### GOAL OF THE EXERCISE
Give only the number of lines in these records that include "апреля".

### DATA SHOWN
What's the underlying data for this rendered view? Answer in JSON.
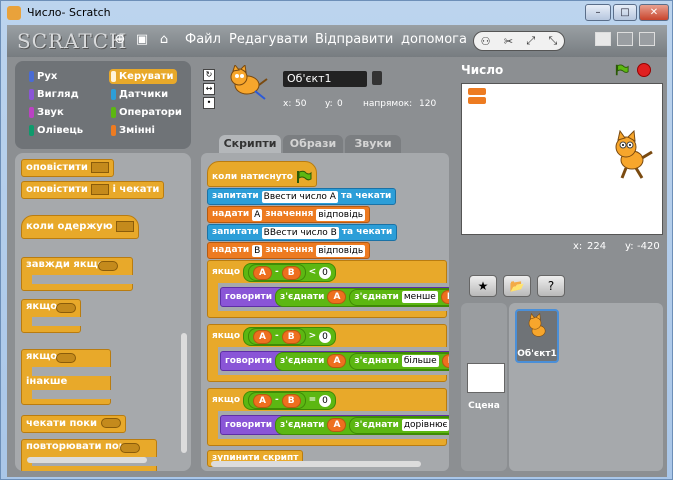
{
  "window": {
    "title": "Число- Scratch",
    "min": "–",
    "max": "□",
    "close": "✕"
  },
  "menu": {
    "logo": "SCRATCH",
    "items": [
      "Файл",
      "Редагувати",
      "Відправити",
      "допомога"
    ],
    "tools": [
      "⚇",
      "✂",
      "⤢",
      "⤡"
    ]
  },
  "categories": [
    {
      "label": "Рух",
      "color": "#4a6cd4"
    },
    {
      "label": "Керувати",
      "color": "#e8a92a"
    },
    {
      "label": "Вигляд",
      "color": "#8a55d7"
    },
    {
      "label": "Датчики",
      "color": "#2c9ed8"
    },
    {
      "label": "Звук",
      "color": "#bb42c3"
    },
    {
      "label": "Оператори",
      "color": "#5cb712"
    },
    {
      "label": "Олівець",
      "color": "#0e9a6c"
    },
    {
      "label": "Змінні",
      "color": "#ed7b21"
    }
  ],
  "palette_blocks": {
    "broadcast": "оповістити",
    "broadcast_wait": "оповістити",
    "and_wait": "і чекати",
    "when_receive": "коли одержую",
    "forever_if": "завжди якщо",
    "if": "якщо",
    "if_else": "якщо",
    "else": "інакше",
    "wait_until": "чекати поки",
    "repeat_until": "повторювати поки"
  },
  "sprite": {
    "name": "Об'єкт1",
    "x_label": "x:",
    "x": "50",
    "y_label": "y:",
    "y": "0",
    "dir_label": "напрямок:",
    "dir": "120"
  },
  "tabs": [
    "Скрипти",
    "Образи",
    "Звуки"
  ],
  "script": {
    "hat": "коли натиснуто",
    "ask1": "запитати",
    "ask1_text": "Ввести число А",
    "ask1_wait": "та чекати",
    "set1": "надати",
    "set1_var": "A",
    "set1_val": "значення",
    "set1_src": "відповідь",
    "ask2": "запитати",
    "ask2_text": "ВВести число В",
    "ask2_wait": "та чекати",
    "set2": "надати",
    "set2_var": "B",
    "set2_val": "значення",
    "set2_src": "відповідь",
    "ifs": [
      {
        "label": "якщо",
        "a": "A",
        "minus": "-",
        "b": "B",
        "cmp": "<",
        "n": "0",
        "say": "говорити",
        "join": "з'єднати",
        "join2": "з'єднати",
        "word": "менше"
      },
      {
        "label": "якщо",
        "a": "A",
        "minus": "-",
        "b": "B",
        "cmp": ">",
        "n": "0",
        "say": "говорити",
        "join": "з'єднати",
        "join2": "з'єднати",
        "word": "більше"
      },
      {
        "label": "якщо",
        "a": "A",
        "minus": "-",
        "b": "B",
        "cmp": "=",
        "n": "0",
        "say": "говорити",
        "join": "з'єднати",
        "join2": "з'єднати",
        "word": "дорівнює"
      }
    ],
    "stop": "зупинити скрипт"
  },
  "stage": {
    "title": "Число",
    "mouse_x_label": "x:",
    "mouse_x": "224",
    "mouse_y_label": "y:",
    "mouse_y": "-420"
  },
  "library": {
    "buttons": [
      "★",
      "📂",
      "?"
    ],
    "stage_label": "Сцена",
    "sprite_label": "Об'єкт1"
  }
}
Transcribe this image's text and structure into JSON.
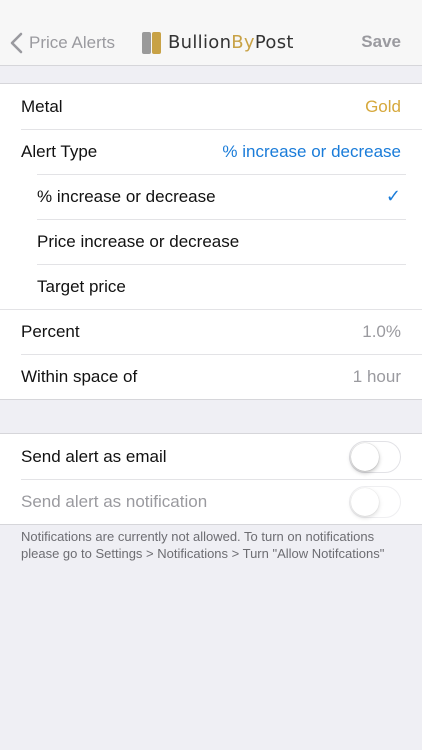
{
  "nav": {
    "back_label": "Price Alerts",
    "logo_prefix": "Bullion",
    "logo_by": "By",
    "logo_suffix": "Post",
    "save_label": "Save"
  },
  "settings": {
    "metal": {
      "label": "Metal",
      "value": "Gold"
    },
    "alert_type": {
      "label": "Alert Type",
      "value": "% increase or decrease"
    },
    "options": [
      {
        "label": "% increase or decrease",
        "selected": true
      },
      {
        "label": "Price increase or decrease",
        "selected": false
      },
      {
        "label": "Target price",
        "selected": false
      }
    ],
    "percent": {
      "label": "Percent",
      "value": "1.0%"
    },
    "within": {
      "label": "Within space of",
      "value": "1 hour"
    }
  },
  "alerts": {
    "email": {
      "label": "Send alert as email",
      "on": false
    },
    "notification": {
      "label": "Send alert as notification",
      "on": false,
      "enabled": false
    }
  },
  "footnote": "Notifications are currently not allowed. To turn on notifications please go to Settings > Notifications > Turn \"Allow Notifcations\"",
  "colors": {
    "accent_blue": "#1a7cd9",
    "gold": "#d6a83b",
    "background": "#efeff4"
  }
}
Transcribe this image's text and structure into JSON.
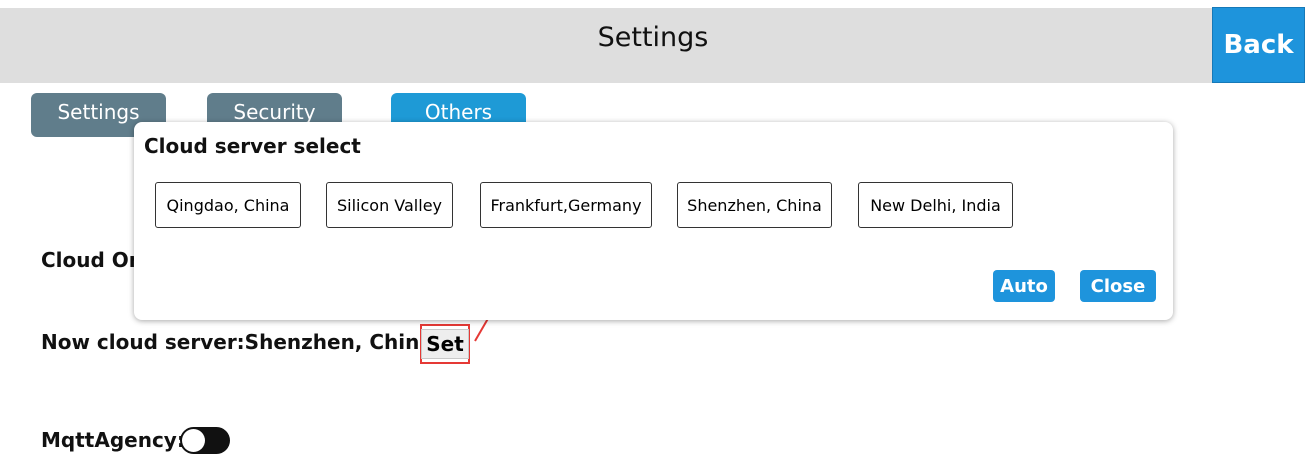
{
  "header": {
    "title": "Settings",
    "back_label": "Back"
  },
  "tabs": [
    {
      "label": "Settings"
    },
    {
      "label": "Security"
    },
    {
      "label": "Others"
    }
  ],
  "content": {
    "cloud_on_label": "Cloud On",
    "now_server_label": "Now cloud server:Shenzhen, China",
    "set_label": "Set",
    "mqtt_label": "MqttAgency:"
  },
  "dialog": {
    "title": "Cloud server select",
    "servers": [
      "Qingdao, China",
      "Silicon Valley",
      "Frankfurt,Germany",
      "Shenzhen, China",
      "New Delhi, India"
    ],
    "auto_label": "Auto",
    "close_label": "Close"
  },
  "colors": {
    "accent": "#1e94dc",
    "tab_inactive": "#607d8b",
    "highlight": "#e53935"
  }
}
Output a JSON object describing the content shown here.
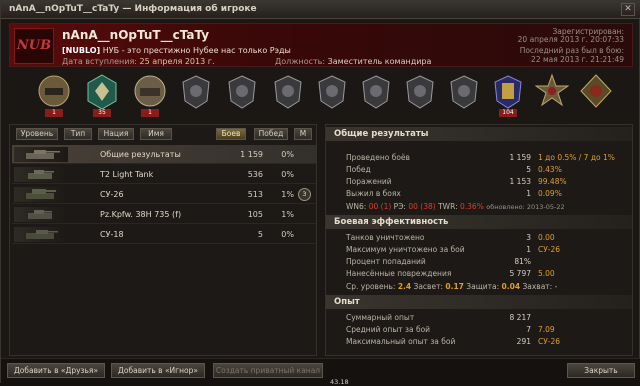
{
  "window": {
    "title": "nAnA__nOpTuT__cTaTy — Информация об игроке"
  },
  "player": {
    "clan_tag_logo": "NUB",
    "name": "nAnA__nOpTuT__cTaTy",
    "clan_tag": "[NUBLO]",
    "clan_motto": "НУБ - это престижно Нубее нас только Рэды",
    "join_label": "Дата вступления:",
    "join_date": "25 апреля 2013 г.",
    "role_label": "Должность:",
    "role": "Заместитель командира",
    "registered_label": "Зарегистрирован:",
    "registered": "20 апреля 2013 г. 20:07:33",
    "last_battle_label": "Последний раз был в бою:",
    "last_battle": "22 мая 2013 г. 21:21:49"
  },
  "medals": [
    {
      "icon": "tank-expert-icon",
      "count": "1"
    },
    {
      "icon": "medal-green-icon",
      "count": "35"
    },
    {
      "icon": "tank-medal-icon",
      "count": "1"
    },
    {
      "icon": "shield-medal-icon",
      "count": ""
    },
    {
      "icon": "shield-medal-icon",
      "count": ""
    },
    {
      "icon": "shield-medal-icon",
      "count": ""
    },
    {
      "icon": "shield-medal-icon",
      "count": ""
    },
    {
      "icon": "shield-medal-icon",
      "count": ""
    },
    {
      "icon": "shield-medal-icon",
      "count": ""
    },
    {
      "icon": "shield-medal-icon",
      "count": ""
    },
    {
      "icon": "medal-blue-icon",
      "count": "104"
    },
    {
      "icon": "star-medal-icon",
      "count": ""
    },
    {
      "icon": "order-medal-icon",
      "count": ""
    }
  ],
  "filters": {
    "level": "Уровень",
    "type": "Тип",
    "nation": "Нация",
    "name": "Имя",
    "battles": "Боев",
    "wins": "Побед",
    "m": "М"
  },
  "vehicles": [
    {
      "name": "Общие результаты",
      "battles": "1 159",
      "pct": "0%",
      "ace": ""
    },
    {
      "name": "T2 Light Tank",
      "battles": "536",
      "pct": "0%",
      "ace": ""
    },
    {
      "name": "СУ-26",
      "battles": "513",
      "pct": "1%",
      "ace": "3"
    },
    {
      "name": "Pz.Kpfw. 38H 735 (f)",
      "battles": "105",
      "pct": "1%",
      "ace": ""
    },
    {
      "name": "СУ-18",
      "battles": "5",
      "pct": "0%",
      "ace": ""
    }
  ],
  "overall": {
    "title": "Общие результаты",
    "rows": [
      {
        "label": "Проведено боёв",
        "value": "1 159",
        "extra": "1 до 0.5% / 7 до 1%"
      },
      {
        "label": "Побед",
        "value": "5",
        "extra": "0.43%"
      },
      {
        "label": "Поражений",
        "value": "1 153",
        "extra": "99.48%"
      },
      {
        "label": "Выжил в боях",
        "value": "1",
        "extra": "0.09%"
      }
    ],
    "wn6_label": "WN6:",
    "wn6_a": "00",
    "wn6_b": "(1)",
    "re_label": "РЭ:",
    "re_a": "00",
    "re_b": "(38)",
    "twr_label": "TWR:",
    "twr": "0.36%",
    "updated": "обновлено: 2013-05-22"
  },
  "efficiency": {
    "title": "Боевая эффективность",
    "rows": [
      {
        "label": "Танков уничтожено",
        "value": "3",
        "extra": "0.00"
      },
      {
        "label": "Максимум уничтожено за бой",
        "value": "1",
        "extra": "СУ-26"
      },
      {
        "label": "Процент попаданий",
        "value": "81%",
        "extra": ""
      },
      {
        "label": "Нанесённые повреждения",
        "value": "5 797",
        "extra": "5.00"
      }
    ],
    "avg_level_label": "Ср. уровень:",
    "avg_level": "2.4",
    "spot_label": "Засвет:",
    "spot": "0.17",
    "def_label": "Защита:",
    "def": "0.04",
    "cap_label": "Захват:",
    "cap": "-"
  },
  "experience": {
    "title": "Опыт",
    "rows": [
      {
        "label": "Суммарный опыт",
        "value": "8 217",
        "extra": ""
      },
      {
        "label": "Средний опыт за бой",
        "value": "7",
        "extra": "7.09"
      },
      {
        "label": "Максимальный опыт за бой",
        "value": "291",
        "extra": "СУ-26"
      }
    ]
  },
  "footer": {
    "add_friends": "Добавить в «Друзья»",
    "add_ignore": "Добавить в «Игнор»",
    "create_channel": "Создать приватный канал",
    "close": "Закрыть"
  },
  "hp_text": "43.18"
}
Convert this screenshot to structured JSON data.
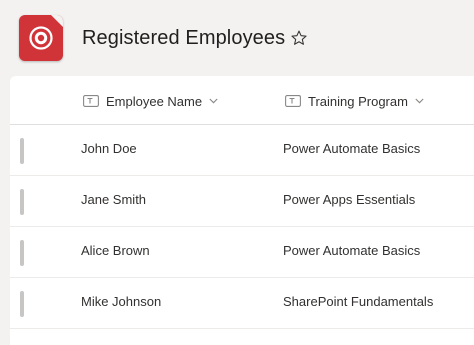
{
  "app": {
    "icon": "lists-app-icon",
    "accent": "#d13438",
    "title": "Registered Employees",
    "favorite_icon": "star-outline-icon"
  },
  "table": {
    "columns": [
      {
        "label": "Employee Name",
        "type_icon": "text-column-icon",
        "menu_icon": "chevron-down-icon"
      },
      {
        "label": "Training Program",
        "type_icon": "text-column-icon",
        "menu_icon": "chevron-down-icon"
      }
    ],
    "rows": [
      {
        "name": "John Doe",
        "program": "Power Automate Basics"
      },
      {
        "name": "Jane Smith",
        "program": "Power Apps Essentials"
      },
      {
        "name": "Alice Brown",
        "program": "Power Automate Basics"
      },
      {
        "name": "Mike Johnson",
        "program": "SharePoint Fundamentals"
      }
    ]
  }
}
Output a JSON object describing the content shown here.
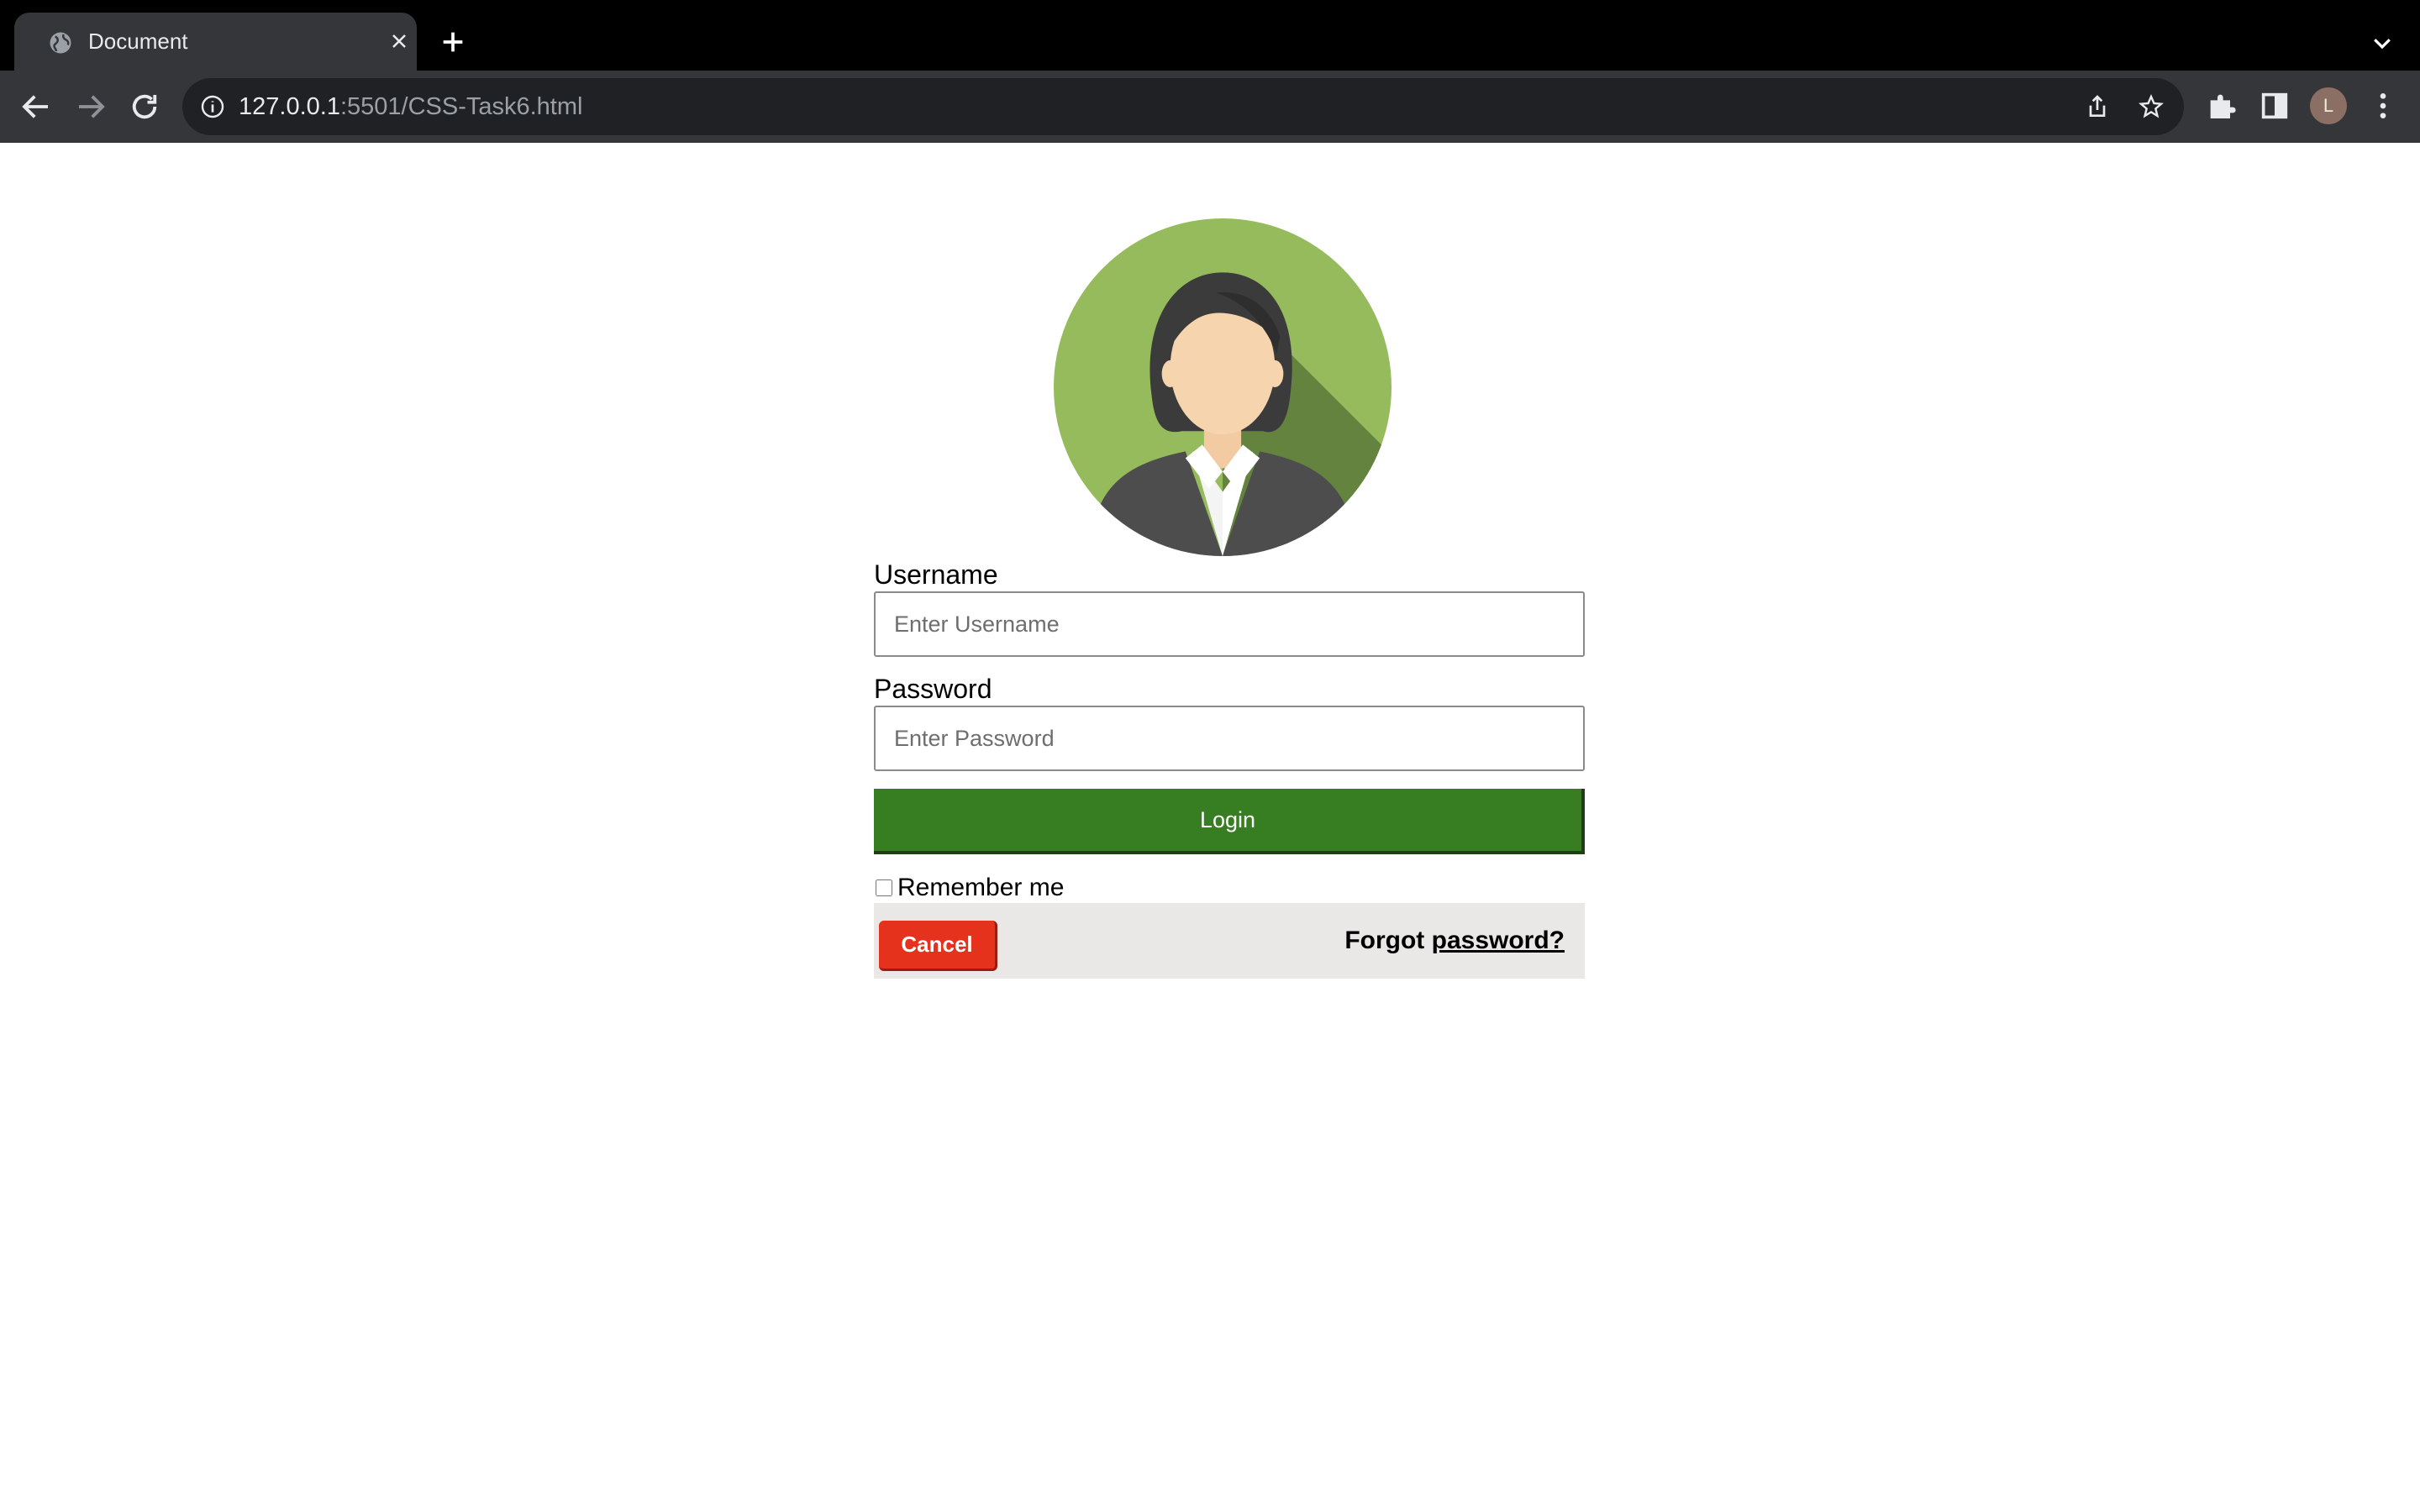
{
  "browser": {
    "tab_title": "Document",
    "url_host": "127.0.0.1",
    "url_path": ":5501/CSS-Task6.html",
    "profile_initial": "L",
    "icons": [
      "globe-icon",
      "close-icon",
      "plus-icon",
      "chevron-down-icon",
      "back-arrow-icon",
      "forward-arrow-icon",
      "reload-icon",
      "info-icon",
      "share-icon",
      "star-icon",
      "puzzle-icon",
      "sidepanel-icon",
      "kebab-menu-icon"
    ]
  },
  "form": {
    "avatar_icon": "female-avatar-icon",
    "username_label": "Username",
    "username_placeholder": "Enter Username",
    "password_label": "Password",
    "password_placeholder": "Enter Password",
    "login_label": "Login",
    "remember_label": "Remember me",
    "cancel_label": "Cancel",
    "forgot_prefix": "Forgot ",
    "forgot_link": "password?"
  },
  "colors": {
    "login_green": "#377d22",
    "cancel_red": "#e5321d",
    "footer_bg": "#e9e8e6",
    "avatar_green": "#96bb5c"
  }
}
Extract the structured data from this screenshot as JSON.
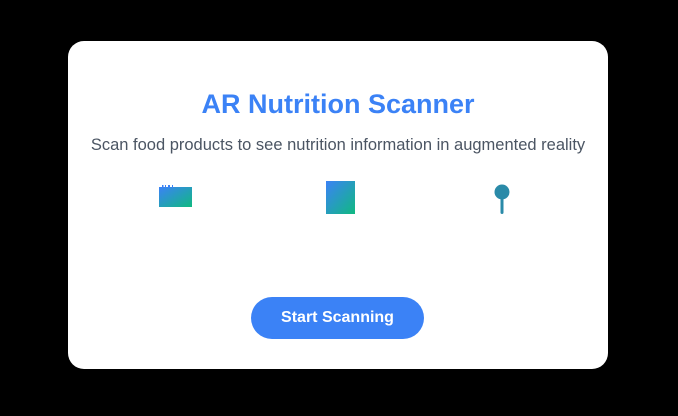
{
  "card": {
    "title": "AR Nutrition Scanner",
    "subtitle": "Scan food products to see nutrition information in augmented reality"
  },
  "icons": [
    {
      "name": "barcode-icon"
    },
    {
      "name": "package-icon"
    },
    {
      "name": "location-pin-icon"
    }
  ],
  "actions": {
    "start_label": "Start Scanning"
  },
  "colors": {
    "accent": "#3b82f6",
    "icon_gradient_start": "#3b82f6",
    "icon_gradient_end": "#10b981",
    "subtitle_text": "#4b5563"
  }
}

### SOLUTION
2